------ RECORDS TO USE ------

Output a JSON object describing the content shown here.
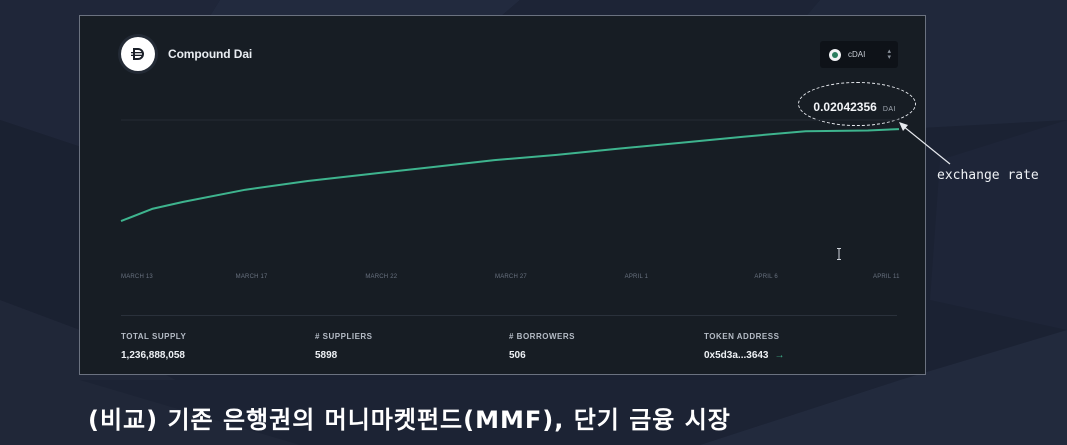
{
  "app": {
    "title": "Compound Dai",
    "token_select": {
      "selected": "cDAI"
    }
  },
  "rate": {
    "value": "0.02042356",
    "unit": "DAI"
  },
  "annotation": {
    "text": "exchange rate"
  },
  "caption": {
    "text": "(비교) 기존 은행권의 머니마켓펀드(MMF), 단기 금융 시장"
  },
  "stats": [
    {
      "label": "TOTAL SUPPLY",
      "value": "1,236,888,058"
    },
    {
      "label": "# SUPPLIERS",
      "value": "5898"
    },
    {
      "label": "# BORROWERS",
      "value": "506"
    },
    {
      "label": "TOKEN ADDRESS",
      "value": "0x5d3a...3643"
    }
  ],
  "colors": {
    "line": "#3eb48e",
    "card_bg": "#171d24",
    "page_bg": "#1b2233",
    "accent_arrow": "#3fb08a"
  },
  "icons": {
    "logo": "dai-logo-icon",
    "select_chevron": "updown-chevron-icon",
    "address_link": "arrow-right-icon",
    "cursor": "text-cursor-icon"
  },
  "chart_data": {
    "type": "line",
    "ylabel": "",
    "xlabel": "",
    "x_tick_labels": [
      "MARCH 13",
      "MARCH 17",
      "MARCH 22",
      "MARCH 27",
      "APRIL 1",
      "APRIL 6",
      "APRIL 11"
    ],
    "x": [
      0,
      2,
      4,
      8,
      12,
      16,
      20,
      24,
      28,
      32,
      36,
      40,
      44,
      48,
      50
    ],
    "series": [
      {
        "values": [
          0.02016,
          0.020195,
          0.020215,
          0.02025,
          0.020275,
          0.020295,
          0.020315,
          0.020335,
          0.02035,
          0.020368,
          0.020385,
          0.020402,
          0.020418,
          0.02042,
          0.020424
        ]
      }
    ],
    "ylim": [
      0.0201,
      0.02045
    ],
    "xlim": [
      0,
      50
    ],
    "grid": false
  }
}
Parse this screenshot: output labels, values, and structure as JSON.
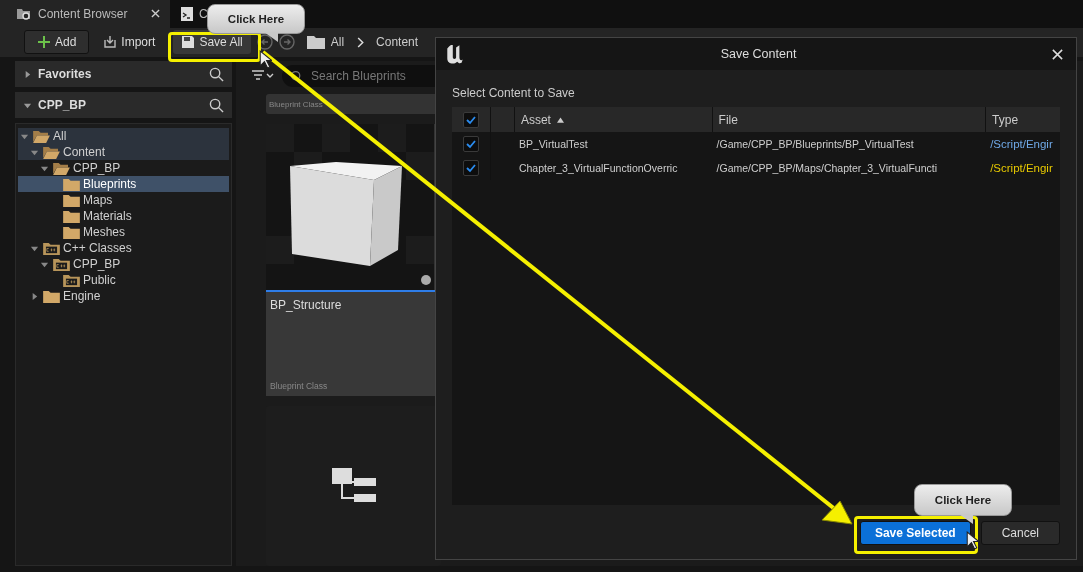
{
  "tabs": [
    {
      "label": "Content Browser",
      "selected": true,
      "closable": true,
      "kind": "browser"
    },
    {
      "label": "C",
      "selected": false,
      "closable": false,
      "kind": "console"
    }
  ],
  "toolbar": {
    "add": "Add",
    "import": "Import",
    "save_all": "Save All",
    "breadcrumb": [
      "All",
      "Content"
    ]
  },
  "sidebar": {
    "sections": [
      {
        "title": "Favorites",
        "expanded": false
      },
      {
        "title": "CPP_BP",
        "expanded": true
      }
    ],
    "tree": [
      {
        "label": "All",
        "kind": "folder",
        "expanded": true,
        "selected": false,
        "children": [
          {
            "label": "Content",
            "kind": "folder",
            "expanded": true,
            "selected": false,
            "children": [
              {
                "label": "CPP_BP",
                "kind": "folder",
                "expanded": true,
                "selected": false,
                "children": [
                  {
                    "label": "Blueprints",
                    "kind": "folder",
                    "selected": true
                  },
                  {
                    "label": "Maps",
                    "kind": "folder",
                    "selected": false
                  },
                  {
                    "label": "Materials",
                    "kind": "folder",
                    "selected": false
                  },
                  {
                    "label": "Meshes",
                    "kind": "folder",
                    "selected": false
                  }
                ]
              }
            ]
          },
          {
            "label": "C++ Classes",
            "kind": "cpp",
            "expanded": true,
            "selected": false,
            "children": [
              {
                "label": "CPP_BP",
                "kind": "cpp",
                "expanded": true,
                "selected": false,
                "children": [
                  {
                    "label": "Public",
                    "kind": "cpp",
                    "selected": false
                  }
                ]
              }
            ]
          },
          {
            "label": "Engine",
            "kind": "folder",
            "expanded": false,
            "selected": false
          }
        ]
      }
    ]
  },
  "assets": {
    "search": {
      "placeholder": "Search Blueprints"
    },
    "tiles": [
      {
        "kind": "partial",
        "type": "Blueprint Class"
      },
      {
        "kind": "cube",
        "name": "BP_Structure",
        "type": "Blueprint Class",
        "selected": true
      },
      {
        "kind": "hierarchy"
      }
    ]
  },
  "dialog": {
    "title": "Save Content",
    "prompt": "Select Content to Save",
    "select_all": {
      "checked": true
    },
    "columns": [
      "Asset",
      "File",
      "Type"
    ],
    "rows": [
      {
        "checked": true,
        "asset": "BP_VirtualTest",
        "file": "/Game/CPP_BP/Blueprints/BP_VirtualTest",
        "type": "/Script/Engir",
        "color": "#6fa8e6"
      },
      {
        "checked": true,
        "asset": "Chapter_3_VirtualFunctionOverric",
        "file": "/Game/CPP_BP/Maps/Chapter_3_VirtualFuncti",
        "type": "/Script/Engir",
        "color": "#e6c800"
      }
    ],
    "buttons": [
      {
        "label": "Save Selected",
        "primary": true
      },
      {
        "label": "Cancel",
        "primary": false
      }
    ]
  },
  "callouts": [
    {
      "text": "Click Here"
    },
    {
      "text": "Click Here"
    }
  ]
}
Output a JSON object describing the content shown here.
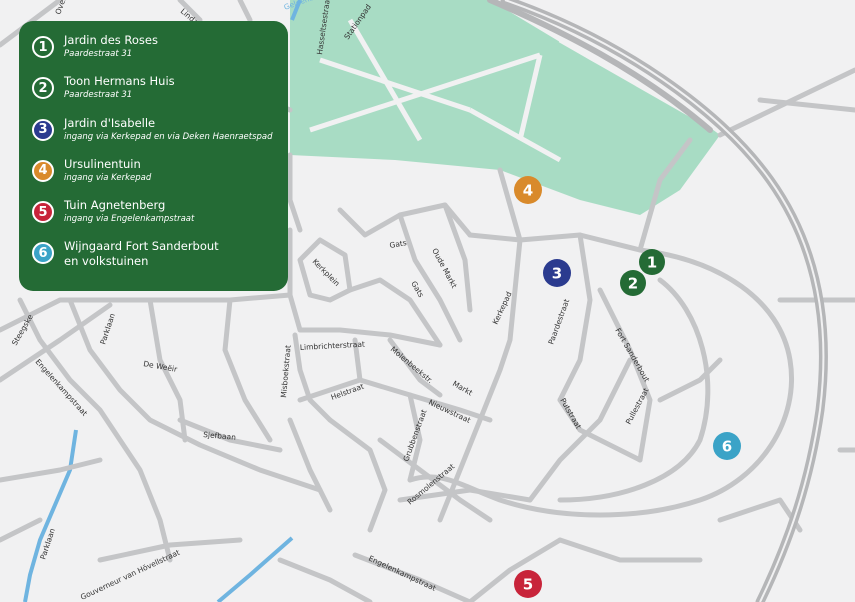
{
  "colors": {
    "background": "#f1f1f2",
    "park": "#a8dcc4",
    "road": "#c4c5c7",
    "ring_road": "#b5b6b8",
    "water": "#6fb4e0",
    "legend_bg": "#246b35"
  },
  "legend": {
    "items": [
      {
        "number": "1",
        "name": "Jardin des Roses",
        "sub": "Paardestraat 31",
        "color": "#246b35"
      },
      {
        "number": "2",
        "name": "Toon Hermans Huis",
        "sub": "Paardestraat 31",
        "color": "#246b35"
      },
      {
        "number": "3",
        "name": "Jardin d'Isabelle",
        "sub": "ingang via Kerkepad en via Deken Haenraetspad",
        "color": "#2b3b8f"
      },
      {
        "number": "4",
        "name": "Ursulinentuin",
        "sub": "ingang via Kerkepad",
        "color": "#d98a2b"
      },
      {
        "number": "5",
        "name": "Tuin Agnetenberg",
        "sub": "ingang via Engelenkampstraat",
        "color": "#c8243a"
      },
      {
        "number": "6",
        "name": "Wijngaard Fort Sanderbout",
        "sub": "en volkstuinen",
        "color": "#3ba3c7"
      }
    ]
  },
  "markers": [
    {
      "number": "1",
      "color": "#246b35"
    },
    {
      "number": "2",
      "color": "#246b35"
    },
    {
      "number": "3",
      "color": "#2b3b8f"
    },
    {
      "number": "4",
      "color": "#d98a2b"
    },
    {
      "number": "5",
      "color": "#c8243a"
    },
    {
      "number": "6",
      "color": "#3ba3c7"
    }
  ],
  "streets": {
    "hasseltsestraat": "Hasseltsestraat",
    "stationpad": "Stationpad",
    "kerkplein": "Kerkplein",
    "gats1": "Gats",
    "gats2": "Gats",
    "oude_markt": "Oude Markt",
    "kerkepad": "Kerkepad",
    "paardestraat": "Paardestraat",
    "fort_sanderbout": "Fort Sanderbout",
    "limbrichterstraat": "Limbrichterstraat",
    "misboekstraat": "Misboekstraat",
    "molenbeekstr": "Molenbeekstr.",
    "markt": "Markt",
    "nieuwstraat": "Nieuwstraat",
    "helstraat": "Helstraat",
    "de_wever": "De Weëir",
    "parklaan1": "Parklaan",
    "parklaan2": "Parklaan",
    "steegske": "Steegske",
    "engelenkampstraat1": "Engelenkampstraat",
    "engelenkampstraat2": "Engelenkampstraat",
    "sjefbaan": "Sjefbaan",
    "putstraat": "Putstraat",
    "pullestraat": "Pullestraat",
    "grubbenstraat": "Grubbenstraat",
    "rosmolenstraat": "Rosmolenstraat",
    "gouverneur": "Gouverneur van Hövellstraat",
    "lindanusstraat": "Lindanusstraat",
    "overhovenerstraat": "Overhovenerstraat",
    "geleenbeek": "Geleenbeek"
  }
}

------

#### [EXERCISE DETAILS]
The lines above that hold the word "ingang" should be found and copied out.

#### [SOLUTION FOR THIS PROBLEM]
        "sub": "ingang via Kerkepad en via Deken Haenraetspad",
        "sub": "ingang via Kerkepad",
        "sub": "ingang via Engelenkampstraat",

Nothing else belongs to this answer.